A technique called peritoneoscopy may also be used by physicians. A physician makes a small incision on the belly of the victim during this operation and uses a small camera to view the abdomen. The system also has a tool that helps to remove tissue and check for mesothelioma on the peritoneum.
In looking for stomach mesothelioma symptoms, physicians do not use a typical treatment procedure.
In addition, the cancer is localized to the abdomen before the tumors tend to spread. As it advances to stage 2, the mesothelioma growing expands further, but stays in the peritoneum. The mesothelioma has progressed to other tissues in the final stage, stage 4, such as the liver and colon.
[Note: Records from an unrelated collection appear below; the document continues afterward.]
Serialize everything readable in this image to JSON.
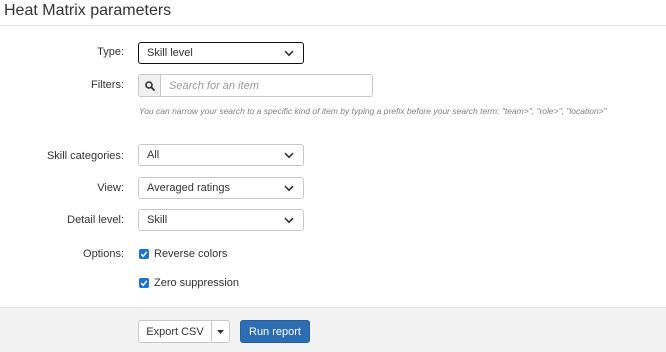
{
  "page": {
    "title": "Heat Matrix parameters"
  },
  "form": {
    "type": {
      "label": "Type:",
      "value": "Skill level"
    },
    "filters": {
      "label": "Filters:",
      "placeholder": "Search for an item",
      "help": "You can narrow your search to a specific kind of item by typing a prefix before your search term: \"team>\", \"role>\", \"location>\""
    },
    "skill_categories": {
      "label": "Skill categories:",
      "value": "All"
    },
    "view": {
      "label": "View:",
      "value": "Averaged ratings"
    },
    "detail_level": {
      "label": "Detail level:",
      "value": "Skill"
    },
    "options": {
      "label": "Options:",
      "reverse_colors": {
        "label": "Reverse colors",
        "checked": true
      },
      "zero_suppression": {
        "label": "Zero suppression",
        "checked": true
      }
    }
  },
  "footer": {
    "export_label": "Export CSV",
    "run_label": "Run report"
  },
  "colors": {
    "accent": "#2d6db3",
    "checkbox": "#1a73d9",
    "footer_bg": "#f2f2f2"
  },
  "icons": {
    "search": "search-icon",
    "chevron": "chevron-down-icon",
    "check": "check-icon",
    "caret": "caret-down-icon"
  }
}
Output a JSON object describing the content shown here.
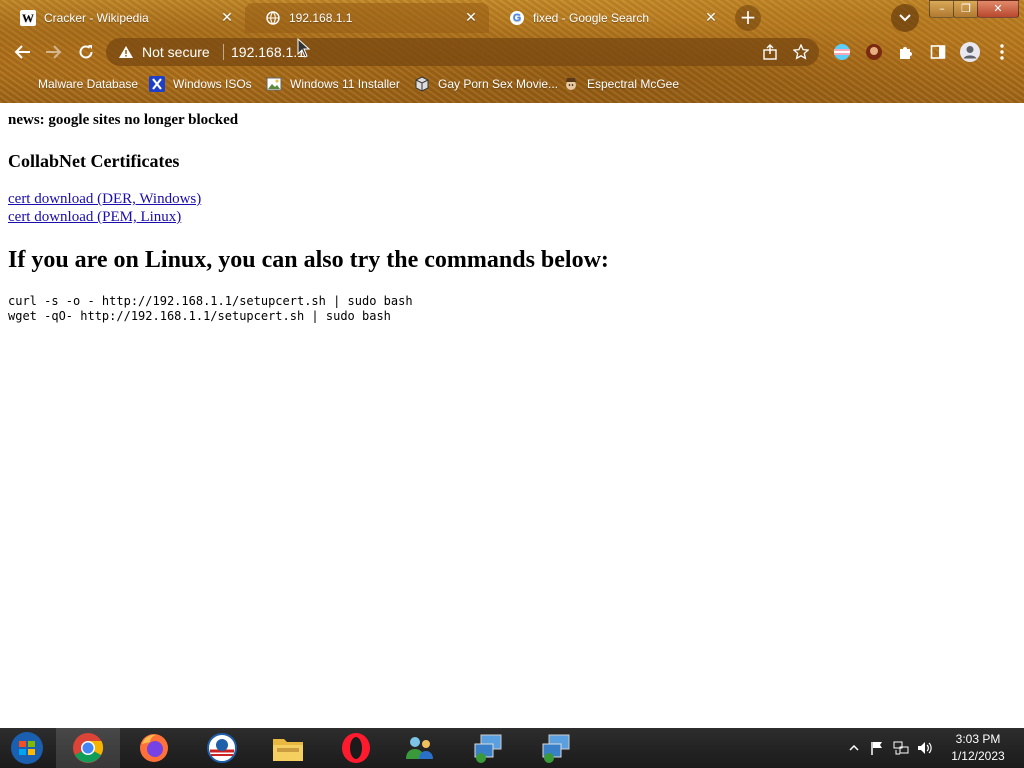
{
  "browser": {
    "tabs": [
      {
        "title": "Cracker - Wikipedia",
        "favicon": "wikipedia-icon",
        "active": false
      },
      {
        "title": "192.168.1.1",
        "favicon": "globe-icon",
        "active": true
      },
      {
        "title": "fixed - Google Search",
        "favicon": "google-icon",
        "active": false
      }
    ],
    "new_tab_label": "+",
    "security_label": "Not secure",
    "url": "192.168.1.1",
    "bookmarks": [
      {
        "label": "Malware Database",
        "icon": "none"
      },
      {
        "label": "Windows ISOs",
        "icon": "x-logo-icon"
      },
      {
        "label": "Windows 11 Installer",
        "icon": "image-icon"
      },
      {
        "label": "Gay Porn Sex Movie...",
        "icon": "cube-icon"
      },
      {
        "label": "Espectral McGee",
        "icon": "character-icon"
      }
    ],
    "theme_color": "#b8781e"
  },
  "page": {
    "news": "news: google sites no longer blocked",
    "certs_heading": "CollabNet Certificates",
    "links": [
      "cert download (DER, Windows)",
      "cert download (PEM, Linux)"
    ],
    "linux_heading": "If you are on Linux, you can also try the commands below:",
    "commands": [
      "curl -s -o - http://192.168.1.1/setupcert.sh | sudo bash",
      "wget -qO- http://192.168.1.1/setupcert.sh | sudo bash"
    ],
    "link_color": "#1a0dab"
  },
  "taskbar": {
    "apps": [
      "start-orb",
      "chrome",
      "firefox",
      "obama-logo",
      "file-explorer",
      "opera",
      "network-users",
      "remote-desktop",
      "remote-desktop-2"
    ],
    "time": "3:03 PM",
    "date": "1/12/2023"
  }
}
Peritoneal Mesothelioma Prognosis
While peritoneal mesothelioma is not currently being treated, several patients have a favorable prognosis. The overall survival time for patients who did not have the cytoreductive operation is about one year. However, survival time rises by up to five years in patients who have had the procedure. Long-term patients have been in remission for more than fifteen years.
The most successful cases are those whose earlier stages of mesothelioma are detected and immediately start treatment. Most of these cases involve cytoreductive and HIPEC operation.
Peritoneal Mesothelioma: Treatment
Treatment options depend on the level with which a patient is diagnosed with peritoneal mesothelioma. There are more treatment options for those in earlier stages, such as cytoreduction procedure. This is the only viable medical choice for those with a condition of the peritoneum. If paired with radiation, this procedure has high success rates.
Palliative procedures, such as radiation or chemotherapy, may be given to patients in the later stages. A paracentesis to remove the fluid buildup in the abdomen may be another palliative treatment option.
The application of cytoreduction procedure and HIPEC (heated intraperitoneal chemotherapy) was the most successful treatment of peritoneal mesothelioma. The cytoreduction removes most of the cancer tumor, and the remaining cells are killed with HIPEC.
Cytoreduction is also known as “debulking.” Cytoreduction aims to eliminate as much of the tumor as practicable, although the whole tumor can often not be excluded. It may be necessary to remove the peritoneum (abdomen line) and/or some other organs.
Because cytoreduction surgery is such an intensive operation, a surgeon may need to perform it for up to 10 or 12 hours. It is usually performed in peritoneal mesothelioma in individuals of stage 1 or 2.
Doctors use the hot intraperitoneal chemotherapy (HIPEC) for patients with abdominal cancer. High doses of chemotherapy can prove helpful after a cytoreduction operation to destroy any residual mesothelioma cells. HIPEC is a procedure for heated and sterilized chemotherapy.
Dr. Paul Sugarbaker led the way for patients with peritoneal mesothelioma to innovate cytoreduction with HIPEC.
Chemotherapy’s side effects are less than those of standard chemotherapy. The drug flushes out at the conclusion of the 60-90 minutes.
Radiation is usually not sufficient for many patients with peritoneal mesothelioma. It can shrink tumors before or after cytoreduction, but no cases of eradicated mesothelioma have been reported by radiation alone. A specialist in mesothelioma can decide if radiation is necessary based on the specific diagnosis of their patient.
Are you someone who is experiencing mesothelioma stomach symptoms?
If yes, fret not! Apart from all the medical help that is there at your aid, there are some things that you can do for yourself.
A change in your lifestyle is something that can be of great help when it comes to fighting peritoneal mesothelioma. Make it a point to exercise regularly, and eat the right foods which nourish your body correctly.
We will keep informing you more and more about mesothelioma and its types through our articles.
Stay Healthy, Stay Fit!